INSTRUCTIONS FOR THE TASK |
Reproduce the entries below character for character.

(Items from an interface collection)

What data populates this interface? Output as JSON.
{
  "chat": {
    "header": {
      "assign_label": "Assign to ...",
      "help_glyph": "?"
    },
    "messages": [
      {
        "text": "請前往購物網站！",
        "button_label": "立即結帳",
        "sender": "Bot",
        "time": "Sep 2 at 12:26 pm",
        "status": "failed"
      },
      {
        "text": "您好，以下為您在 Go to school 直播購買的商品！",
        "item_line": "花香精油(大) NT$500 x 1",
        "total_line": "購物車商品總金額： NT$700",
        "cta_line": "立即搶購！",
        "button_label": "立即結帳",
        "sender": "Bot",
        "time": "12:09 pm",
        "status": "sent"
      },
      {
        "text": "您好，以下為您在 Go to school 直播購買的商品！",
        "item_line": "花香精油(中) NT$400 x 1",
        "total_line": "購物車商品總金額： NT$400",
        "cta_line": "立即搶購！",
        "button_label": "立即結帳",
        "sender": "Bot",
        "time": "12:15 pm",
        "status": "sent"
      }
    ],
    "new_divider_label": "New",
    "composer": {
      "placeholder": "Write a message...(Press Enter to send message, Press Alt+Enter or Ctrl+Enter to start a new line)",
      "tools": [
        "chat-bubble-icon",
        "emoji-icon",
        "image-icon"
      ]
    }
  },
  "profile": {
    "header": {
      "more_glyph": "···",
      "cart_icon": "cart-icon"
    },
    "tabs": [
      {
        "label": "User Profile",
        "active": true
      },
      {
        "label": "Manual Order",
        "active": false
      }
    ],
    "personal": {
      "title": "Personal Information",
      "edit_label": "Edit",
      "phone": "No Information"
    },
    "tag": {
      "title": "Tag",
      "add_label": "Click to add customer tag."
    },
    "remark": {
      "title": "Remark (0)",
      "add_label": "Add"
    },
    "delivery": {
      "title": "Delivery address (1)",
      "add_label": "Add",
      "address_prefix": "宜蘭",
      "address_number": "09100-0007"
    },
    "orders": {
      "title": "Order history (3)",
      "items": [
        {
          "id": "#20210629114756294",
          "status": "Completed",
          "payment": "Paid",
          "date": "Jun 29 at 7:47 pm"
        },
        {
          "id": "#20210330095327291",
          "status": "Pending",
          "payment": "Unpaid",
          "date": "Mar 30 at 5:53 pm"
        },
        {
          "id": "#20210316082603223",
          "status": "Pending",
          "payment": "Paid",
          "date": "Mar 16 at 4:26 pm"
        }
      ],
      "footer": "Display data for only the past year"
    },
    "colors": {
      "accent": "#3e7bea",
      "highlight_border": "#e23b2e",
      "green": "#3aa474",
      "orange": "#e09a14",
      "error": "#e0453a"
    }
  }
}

RESPONSE BOX |
What data populates this interface? Output as JSON.
{
  "chat": {
    "header": {
      "assign_label": "Assign to ...",
      "help_glyph": "?"
    },
    "messages": [
      {
        "text": "請前往購物網站！",
        "button_label": "立即結帳",
        "sender": "Bot",
        "time": "Sep 2 at 12:26 pm",
        "status": "failed"
      },
      {
        "text": "您好，以下為您在 Go to school 直播購買的商品！",
        "item_line": "花香精油(大) NT$500 x 1",
        "total_line": "購物車商品總金額： NT$700",
        "cta_line": "立即搶購！",
        "button_label": "立即結帳",
        "sender": "Bot",
        "time": "12:09 pm",
        "status": "sent"
      },
      {
        "text": "您好，以下為您在 Go to school 直播購買的商品！",
        "item_line": "花香精油(中) NT$400 x 1",
        "total_line": "購物車商品總金額： NT$400",
        "cta_line": "立即搶購！",
        "button_label": "立即結帳",
        "sender": "Bot",
        "time": "12:15 pm",
        "status": "sent"
      }
    ],
    "new_divider_label": "New",
    "composer": {
      "placeholder": "Write a message...(Press Enter to send message, Press Alt+Enter or Ctrl+Enter to start a new line)",
      "tools": [
        "chat-bubble-icon",
        "emoji-icon",
        "image-icon"
      ]
    }
  },
  "profile": {
    "header": {
      "more_glyph": "···",
      "cart_icon": "cart-icon"
    },
    "tabs": [
      {
        "label": "User Profile",
        "active": true
      },
      {
        "label": "Manual Order",
        "active": false
      }
    ],
    "personal": {
      "title": "Personal Information",
      "edit_label": "Edit",
      "phone": "No Information"
    },
    "tag": {
      "title": "Tag",
      "add_label": "Click to add customer tag."
    },
    "remark": {
      "title": "Remark (0)",
      "add_label": "Add"
    },
    "delivery": {
      "title": "Delivery address (1)",
      "add_label": "Add",
      "address_prefix": "宜蘭",
      "address_number": "09100-0007"
    },
    "orders": {
      "title": "Order history (3)",
      "items": [
        {
          "id": "#20210629114756294",
          "status": "Completed",
          "payment": "Paid",
          "date": "Jun 29 at 7:47 pm"
        },
        {
          "id": "#20210330095327291",
          "status": "Pending",
          "payment": "Unpaid",
          "date": "Mar 30 at 5:53 pm"
        },
        {
          "id": "#20210316082603223",
          "status": "Pending",
          "payment": "Paid",
          "date": "Mar 16 at 4:26 pm"
        }
      ],
      "footer": "Display data for only the past year"
    },
    "colors": {
      "accent": "#3e7bea",
      "highlight_border": "#e23b2e",
      "green": "#3aa474",
      "orange": "#e09a14",
      "error": "#e0453a"
    }
  }
}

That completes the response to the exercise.